A short editorial piece on the learning and teaching challenges brought about by COVID-19.
Learning is an emotional business. For example, as a process, learning can often involve thrill, excitement, frustration or even struggle, as well as the possibility of success or failure. Subsequently, strong feelings and subsequent emotions are often aroused when learning. As well as feeling good and bad, emotions are also critical to our well-being and health. Therefore, the way learners feel during their learning experience is critical to their health and wellbeing. Teachers have a huge role to play in determining how learners feel when they learn. Furthermore, there will be occasions when learners convey their feelings to their teacher, either intentionally or otherwise. The ability to read, acknowledge and respond to learner feelings, particularly if those feelings are negative is a core component of effective teaching since it supports effective relationship building with learners, which may also be beneficial for their engagement. This ability might otherwise be labelled as ‘emotional intelligence’.
If emotional intelligence is important in supporting student health and well-being, then it has never been more important than at the present time, following the Covid-19 induced virtual teaching revolution. The disturbing impact of Covid-19 on students’ mental health has been uncovered by two recent surveys by the Office for National Statistics (ONS, 2020), and the National Union of Students (NUS, 2020), in which more than 50% of those polled reported a deterioration in their mental health since the start of the 2020/21 academic year. Loneliness, depression, sadness, sleep problems and anxiety were reported to have increased markedly. Hence, it can be argued that there is a heightened need for teachers to use their emotional intelligence to read and respond to learner feelings when teaching virtually. However, how easy is it to read, acknowledge and respond to learner feelings when teaching them via a screen? Especially when those learners have their cameras turned off, microphones muted and their only means of communication is via a text chat function? Virtual teaching makes it more difficult for teachers to use their emotional intelligence to build positive relationships with learners, and from a training and development perspective, this must be addressed.

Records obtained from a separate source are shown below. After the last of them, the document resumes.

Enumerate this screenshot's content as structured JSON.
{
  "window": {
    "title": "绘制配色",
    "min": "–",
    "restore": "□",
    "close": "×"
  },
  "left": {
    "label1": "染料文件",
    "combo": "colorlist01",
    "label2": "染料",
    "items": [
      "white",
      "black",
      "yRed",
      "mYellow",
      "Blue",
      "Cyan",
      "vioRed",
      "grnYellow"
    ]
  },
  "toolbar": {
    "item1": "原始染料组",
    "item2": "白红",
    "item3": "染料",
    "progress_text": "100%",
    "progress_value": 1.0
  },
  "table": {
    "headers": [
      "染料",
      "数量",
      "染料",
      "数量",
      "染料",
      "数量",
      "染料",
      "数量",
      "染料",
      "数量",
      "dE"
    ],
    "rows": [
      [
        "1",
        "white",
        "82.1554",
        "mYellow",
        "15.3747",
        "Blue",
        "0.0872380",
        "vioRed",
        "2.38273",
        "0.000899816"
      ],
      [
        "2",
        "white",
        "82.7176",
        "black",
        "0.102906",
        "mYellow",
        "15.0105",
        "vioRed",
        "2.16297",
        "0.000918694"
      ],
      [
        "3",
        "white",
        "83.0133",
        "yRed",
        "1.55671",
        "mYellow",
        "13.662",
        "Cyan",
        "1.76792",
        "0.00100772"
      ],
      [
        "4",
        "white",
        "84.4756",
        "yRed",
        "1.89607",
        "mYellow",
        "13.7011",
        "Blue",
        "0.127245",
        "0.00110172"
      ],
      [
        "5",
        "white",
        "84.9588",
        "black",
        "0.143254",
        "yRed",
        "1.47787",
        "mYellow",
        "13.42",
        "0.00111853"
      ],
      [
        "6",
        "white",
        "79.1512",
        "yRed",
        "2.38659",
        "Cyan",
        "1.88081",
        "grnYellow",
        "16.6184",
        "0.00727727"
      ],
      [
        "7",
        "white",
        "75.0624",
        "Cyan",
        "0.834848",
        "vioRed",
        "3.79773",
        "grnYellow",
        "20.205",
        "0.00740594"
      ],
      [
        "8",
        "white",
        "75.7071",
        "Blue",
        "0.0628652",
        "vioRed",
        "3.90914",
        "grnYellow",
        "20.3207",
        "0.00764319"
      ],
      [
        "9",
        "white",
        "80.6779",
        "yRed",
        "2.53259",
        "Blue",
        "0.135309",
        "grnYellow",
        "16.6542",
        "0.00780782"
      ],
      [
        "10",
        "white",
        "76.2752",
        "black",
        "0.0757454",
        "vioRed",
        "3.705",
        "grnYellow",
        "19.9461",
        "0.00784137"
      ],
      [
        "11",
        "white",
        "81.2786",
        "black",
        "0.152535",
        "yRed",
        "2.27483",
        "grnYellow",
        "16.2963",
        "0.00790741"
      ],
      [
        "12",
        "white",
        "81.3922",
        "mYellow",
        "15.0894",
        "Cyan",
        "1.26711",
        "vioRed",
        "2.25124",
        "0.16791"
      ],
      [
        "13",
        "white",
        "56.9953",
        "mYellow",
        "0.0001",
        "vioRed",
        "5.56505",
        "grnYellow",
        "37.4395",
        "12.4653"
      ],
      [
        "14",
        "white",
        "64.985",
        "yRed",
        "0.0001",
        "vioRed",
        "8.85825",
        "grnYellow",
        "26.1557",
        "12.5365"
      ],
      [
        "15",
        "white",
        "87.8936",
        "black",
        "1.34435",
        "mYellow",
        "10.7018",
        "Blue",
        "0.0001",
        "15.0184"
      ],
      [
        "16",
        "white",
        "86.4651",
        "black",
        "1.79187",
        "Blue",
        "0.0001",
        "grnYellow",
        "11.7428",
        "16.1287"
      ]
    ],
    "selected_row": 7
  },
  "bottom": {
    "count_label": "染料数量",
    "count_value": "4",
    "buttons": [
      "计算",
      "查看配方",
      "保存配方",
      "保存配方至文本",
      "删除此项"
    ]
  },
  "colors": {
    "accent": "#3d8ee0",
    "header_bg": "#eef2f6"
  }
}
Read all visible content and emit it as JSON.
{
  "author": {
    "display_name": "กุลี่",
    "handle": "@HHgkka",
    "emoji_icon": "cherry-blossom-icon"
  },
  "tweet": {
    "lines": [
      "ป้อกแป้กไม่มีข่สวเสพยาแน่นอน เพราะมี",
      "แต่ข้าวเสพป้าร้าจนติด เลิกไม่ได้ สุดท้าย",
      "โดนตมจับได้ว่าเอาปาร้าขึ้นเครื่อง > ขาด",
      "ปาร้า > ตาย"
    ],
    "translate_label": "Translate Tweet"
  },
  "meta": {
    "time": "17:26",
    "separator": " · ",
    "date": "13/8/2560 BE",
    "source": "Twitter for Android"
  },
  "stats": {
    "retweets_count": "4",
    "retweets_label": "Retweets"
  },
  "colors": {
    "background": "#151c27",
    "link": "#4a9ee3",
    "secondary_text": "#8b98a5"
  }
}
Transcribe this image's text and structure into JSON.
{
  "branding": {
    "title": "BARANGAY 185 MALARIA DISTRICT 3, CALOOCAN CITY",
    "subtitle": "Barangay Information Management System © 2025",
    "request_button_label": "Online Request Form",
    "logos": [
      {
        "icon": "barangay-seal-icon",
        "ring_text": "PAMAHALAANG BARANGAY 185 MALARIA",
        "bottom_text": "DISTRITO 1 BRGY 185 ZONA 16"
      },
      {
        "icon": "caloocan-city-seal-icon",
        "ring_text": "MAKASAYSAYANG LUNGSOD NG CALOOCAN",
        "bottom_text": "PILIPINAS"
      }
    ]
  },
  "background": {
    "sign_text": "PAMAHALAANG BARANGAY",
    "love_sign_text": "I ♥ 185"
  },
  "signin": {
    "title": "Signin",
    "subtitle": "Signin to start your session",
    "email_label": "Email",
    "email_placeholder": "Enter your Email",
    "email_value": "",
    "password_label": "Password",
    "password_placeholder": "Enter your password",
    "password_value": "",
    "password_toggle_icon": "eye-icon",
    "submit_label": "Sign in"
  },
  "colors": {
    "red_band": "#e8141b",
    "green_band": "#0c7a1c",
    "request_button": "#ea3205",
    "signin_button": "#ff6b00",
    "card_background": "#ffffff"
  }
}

Unfortunately, much of the training and development on offer for virtual teaching is technical in nature, focusing on making the most of the software used to deliver sessions remotely. A much greater focus should be placed on developing teachers to recognise, respond to, and manage emotions in learners as a means of building effective relationships with them. To do so may be beneficial to their engagement, but critically can support their health and wellbeing. HE needs to reframe what learning is and how it happens in the virtual environment, particularly the role that positive wellbeing plays in learning effectively, and the role emotions play in positive wellbeing. Learning is not a purely cognitive process, and intellect is not ‘higher’ than emotion in how the world is experienced and perceived. Recognition of such has never been more important to effective learning than it is now. Perhaps as teachers, it has never been more important for us to think less, and feel more.
The author has no competing interests to declare.
National Union of Students. 2020. Coronavirus and Students Phase 3 study Mental Health with demographics Nov 2020. [Online]. Available from: https://www.nusconnect.org.uk/resources/coronavirus-and-students-phase-3-study-mental-health-with-demographics-nov-2020 [Accessed 10/12/20].
Office for National Statistics. 2020. Coronavirus and the impact on students in higher education in England: September to December 2020. [Online]. Available from: https://www.ons.gov.uk/peoplepopulationandcommunity/educationandchildcare/articles/coronavirusandtheimpactonstudentsinhighereducationinenglandseptembertodecember2020/2020-12-21 [Accessed 10/12/20].